The field of functional genomics, which associates genetic variants with function at a massive scale, has uncovered a new frontier of highly validated and high-value drug targets. For example, there is extensive evidence that amplification or mutation of specific proteins constitutes a direct mechanistic driver of cancer progression, and these variants are correspondingly highly correlated with poor clinical outcome and therapy resistance. Emerging targets include well-known oncogenic transcription factors (e.g. Myc) or signalling hubs (e.g. K-Ras) which have become an intense focus for drug discovery; however, the majority have also proven persistently very difficult or impossible to drug through conventional discovery approaches. These next generation high-value targets are often termed ‘intractable’ or ‘undruggable’ and present a challenge at the cutting-edge of drug discovery science.
You will develop a new and universal chemical proteomic technology platform which can comprehensively explore and interrogate the interactome for any intractable target in living cancer cells. You will thereby unlock the ability to screen large compound libraries for small molecules which selectively target protein complexes regulating each intractable target, revealing starting points for new classes of medicines.

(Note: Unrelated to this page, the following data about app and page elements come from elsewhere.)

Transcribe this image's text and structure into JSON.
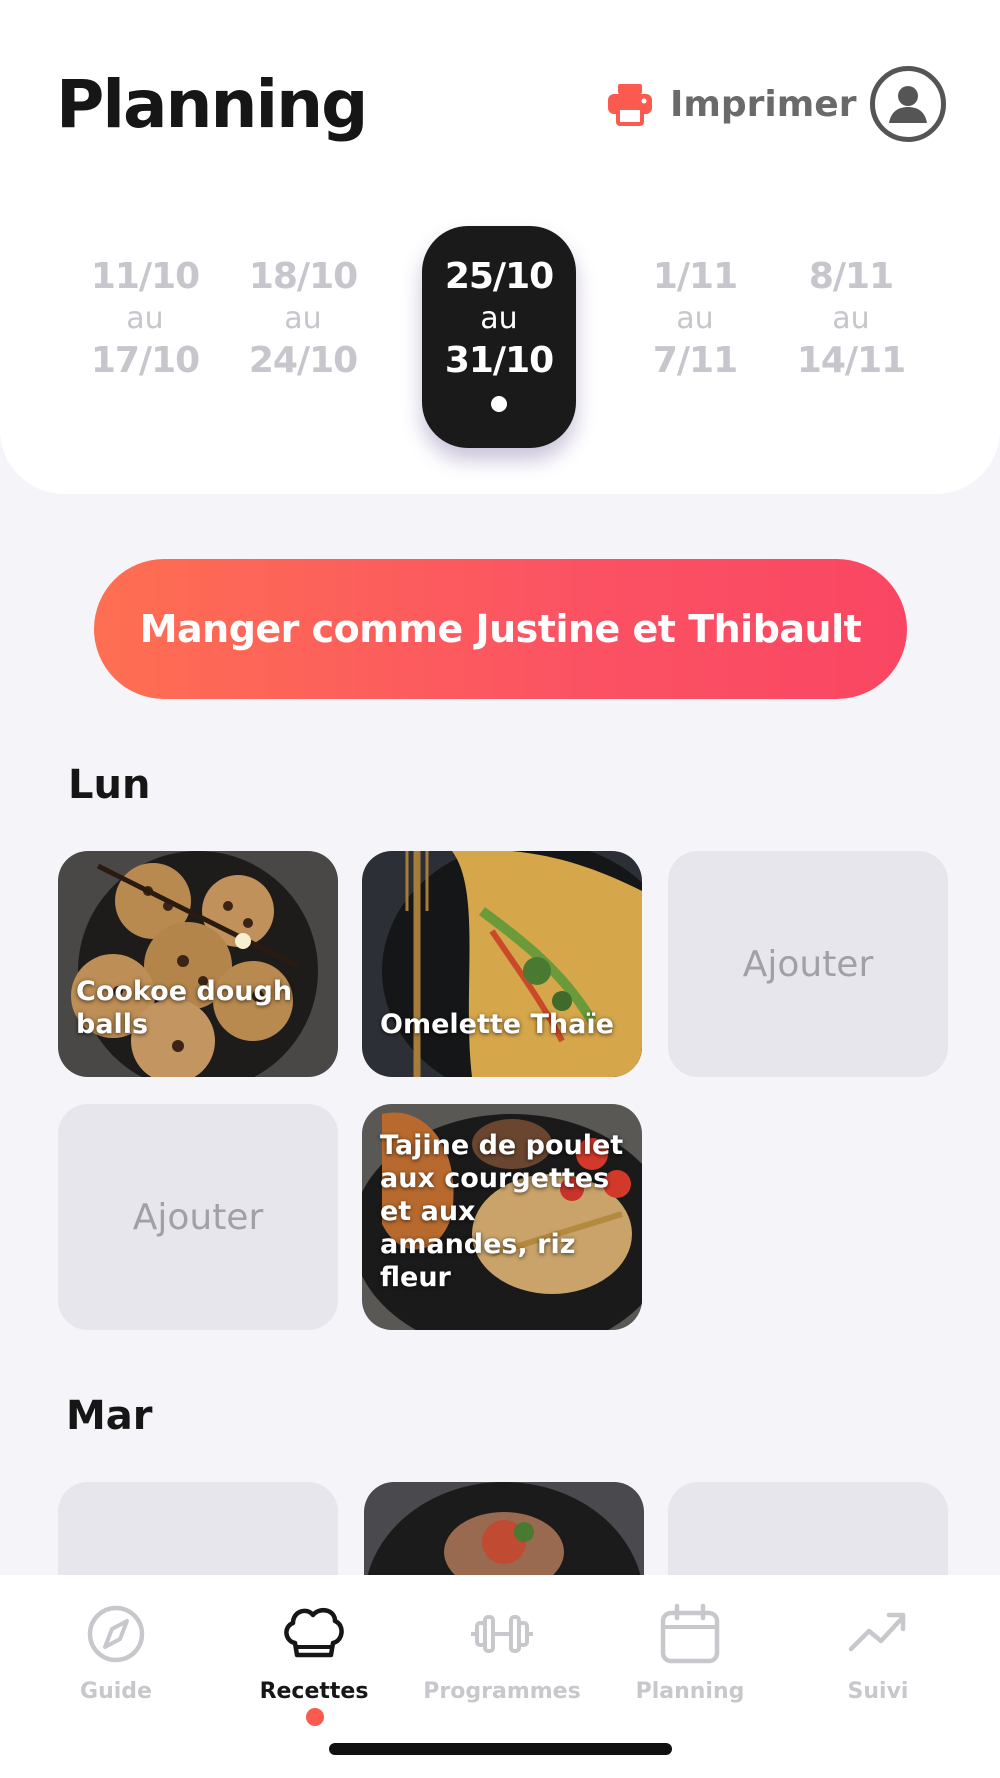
{
  "header": {
    "title": "Planning",
    "print_label": "Imprimer"
  },
  "weeks": [
    {
      "start": "11/10",
      "sep": "au",
      "end": "17/10",
      "active": false
    },
    {
      "start": "18/10",
      "sep": "au",
      "end": "24/10",
      "active": false
    },
    {
      "start": "25/10",
      "sep": "au",
      "end": "31/10",
      "active": true
    },
    {
      "start": "1/11",
      "sep": "au",
      "end": "7/11",
      "active": false
    },
    {
      "start": "8/11",
      "sep": "au",
      "end": "14/11",
      "active": false
    }
  ],
  "cta_label": "Manger comme Justine et Thibault",
  "days": [
    {
      "label": "Lun",
      "meals": [
        {
          "type": "recipe",
          "title": "Cookoe dough balls"
        },
        {
          "type": "recipe",
          "title": "Omelette Thaïe"
        },
        {
          "type": "empty",
          "title": "Ajouter"
        },
        {
          "type": "empty",
          "title": "Ajouter"
        },
        {
          "type": "recipe",
          "title": "Tajine de poulet aux courgettes et aux amandes, riz fleur"
        }
      ]
    },
    {
      "label": "Mar",
      "meals": []
    }
  ],
  "tabbar": {
    "items": [
      {
        "label": "Guide",
        "icon": "compass-icon",
        "active": false
      },
      {
        "label": "Recettes",
        "icon": "chef-hat-icon",
        "active": true
      },
      {
        "label": "Programmes",
        "icon": "dumbbell-icon",
        "active": false
      },
      {
        "label": "Planning",
        "icon": "calendar-icon",
        "active": false
      },
      {
        "label": "Suivi",
        "icon": "trend-icon",
        "active": false
      }
    ]
  },
  "colors": {
    "accent": "#fb5a4e",
    "gradient_start": "#fe6f52",
    "gradient_end": "#fa4663",
    "active_week_bg": "#1a1a1a"
  }
}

We anticipate that you will discover compounds which exploit novel and cancer-specific modes of action which can only be discovered in the context of an intact cell, including so-called ‘molecular glue’ modalities which degrade or stabilize novel or native complexes with intractable targets. You will develop a deep and wide range of expertise in this essential area for future drug discovery, including chemical probe design, chemical proteomics, proximity labelling, high-throughput screening and CRISPR-Cas technologies.
This project would suit a candidate with a passion for developing new approaches for drug discovery, through applying chemistry to understand complex biological systems and cell biology. Prior experience in a multidisciplinary research environment, for example in chemical biology, would be an advantage. This project will be supervised by Prof Ed Tate (http://www.imperial.ac.uk/tate-group/), Dr Emanuela Cuomo (AstraZeneca, Cambridge UK), and Dr Marco Di Antonio (https://www.imperial.ac.uk/diantonio-research-group/), in state-of-the-art chemical biology labs in the £170M Molecular Sciences Research Hub at Imperial White City campus.